The Institute for Market Transformation (IMT) recognizes that energy efficiency in our buildings is a critical piece to improving the resilience of cities and local communities. Buildings that are built to higher efficiency standards are able to maintain comfortable temperatures for longer periods of time due to better thermal envelopes – preventing overheating or freezing.
These envelopes are able to maintain more survivable temperatures with a smaller input of energy, allowing generators or on-site solar to go further to sustain people who are sheltering in place or trying to perform critical job functions during a power outage or severe storm. More efficient heating and cooling equipment also means less pressure on the grid to provide the energy required to keep our buildings and communities lit, powered, and safe.
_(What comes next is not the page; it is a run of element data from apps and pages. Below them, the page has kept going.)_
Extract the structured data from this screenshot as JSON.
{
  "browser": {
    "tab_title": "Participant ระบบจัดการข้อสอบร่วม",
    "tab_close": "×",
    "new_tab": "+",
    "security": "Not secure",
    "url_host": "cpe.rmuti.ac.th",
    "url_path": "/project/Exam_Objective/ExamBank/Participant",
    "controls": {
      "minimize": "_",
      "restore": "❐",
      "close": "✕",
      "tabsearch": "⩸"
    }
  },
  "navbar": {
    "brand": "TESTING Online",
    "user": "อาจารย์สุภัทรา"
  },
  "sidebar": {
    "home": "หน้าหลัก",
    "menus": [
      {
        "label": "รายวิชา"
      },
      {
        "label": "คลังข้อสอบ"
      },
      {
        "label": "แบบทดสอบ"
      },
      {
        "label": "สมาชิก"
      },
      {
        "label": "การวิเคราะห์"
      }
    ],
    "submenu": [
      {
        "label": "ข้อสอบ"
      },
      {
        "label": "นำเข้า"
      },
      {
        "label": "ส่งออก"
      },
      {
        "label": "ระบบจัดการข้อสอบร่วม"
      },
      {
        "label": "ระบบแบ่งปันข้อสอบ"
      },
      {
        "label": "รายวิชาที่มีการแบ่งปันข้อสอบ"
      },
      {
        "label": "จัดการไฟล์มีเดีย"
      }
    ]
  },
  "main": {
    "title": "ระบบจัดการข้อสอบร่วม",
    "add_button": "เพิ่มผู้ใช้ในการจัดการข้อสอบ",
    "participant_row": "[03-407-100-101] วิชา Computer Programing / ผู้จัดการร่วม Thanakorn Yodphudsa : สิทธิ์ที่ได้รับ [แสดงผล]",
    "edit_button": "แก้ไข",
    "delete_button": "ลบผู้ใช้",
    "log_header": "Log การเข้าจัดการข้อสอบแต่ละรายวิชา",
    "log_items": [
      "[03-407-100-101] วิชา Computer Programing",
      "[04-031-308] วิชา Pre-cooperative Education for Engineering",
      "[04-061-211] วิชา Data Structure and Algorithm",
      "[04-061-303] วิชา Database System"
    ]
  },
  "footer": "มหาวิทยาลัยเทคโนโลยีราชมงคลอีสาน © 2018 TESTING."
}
Earlier this month, the International Code Council (ICC) and the Alliance for National and Community Resilience (ANCR) released a Buildings Benchmark—the first of what will be 19 Community Resilience Benchmarks—to support efforts to create more resilient structures in local communities that can withstand natural disasters.
The goal of this resource, and the benchmarks to follow, is to provide states, cities, and towns with the necessary tools and information to evaluate their current resiliency efforts and be able to take the next steps towards strengthening their infrastructure, organizations, and social functions.
Developing the Buildings Benchmark was an extraordinary undertaking. IMT joined ICC, ANCR, and several other organizations and experts from around the country at a workshop in Minneapolis in October 2017 to review key benchmark areas such as buildings, governance, and culture, and to come up with a process for developing the tools. The group then worked through a series of development and review cycles over the course of a year, culminating in a final vote in September 2018.
What’s In the Building Benchmark?
The resulting Buildings Benchmark encourages local governments to adopt modern building codes, create policies to allow for building above code, and to provide the human, technical, and financial resources necessary to support improving code compliance—an area that too often gets overlooked and leads to lower-performing and less efficient buildings.
This focus on code compliance aligns with the work that IMT has been leading through its development of the City Energy Project Code Compliance Assessment Methodology, as well as its research supported by the U.S. Department of Energy to conduct residential and commercial code compliance field studies that are identifying baseline practices and targeting areas and strategies for improving compliance.
The Buildings Benchmark consists of nine requirements, each with three steps that range from “essential,” to “enhanced,” to “exceptional.” Each requirement step is aimed at increasing the resilience of a community by helping to evaluate where it is, and the work that can be done to achieve the next step toward becoming “exceptional.”
For example, the “Mitigation and Design of Critical Facilities” moves a community from the essential step of identifying those facilities, to the exceptional step of having design standards for the construction of new facilities and upgrades completed on existing facilities that are critical to surviving disruptions.
The steps are meant to be accessible no matter where a community is while at the same time pushing them forward to achieve more. The requirements include the adoption, administration, and enforcement of building codes.
Financial Upside Also a Driver
A recent study released by the National Institute of Building Sciences (NIBS) shows that by adopting the most recent building codes, there is an impressive cost-benefit ratio ranging from $4—12 for every $1 invested towards hazard mitigation. These numbers demonstrate the large and increasing benefits to adopting modern building codes.
As IMT continues to drive improvements on building energy code compliance across the country in collaboration with cities, code officials, and building owners and operators, we are excited to join ICC, ANCR, and other leaders in scaling compatible resiliency solutions for our buildings and communities.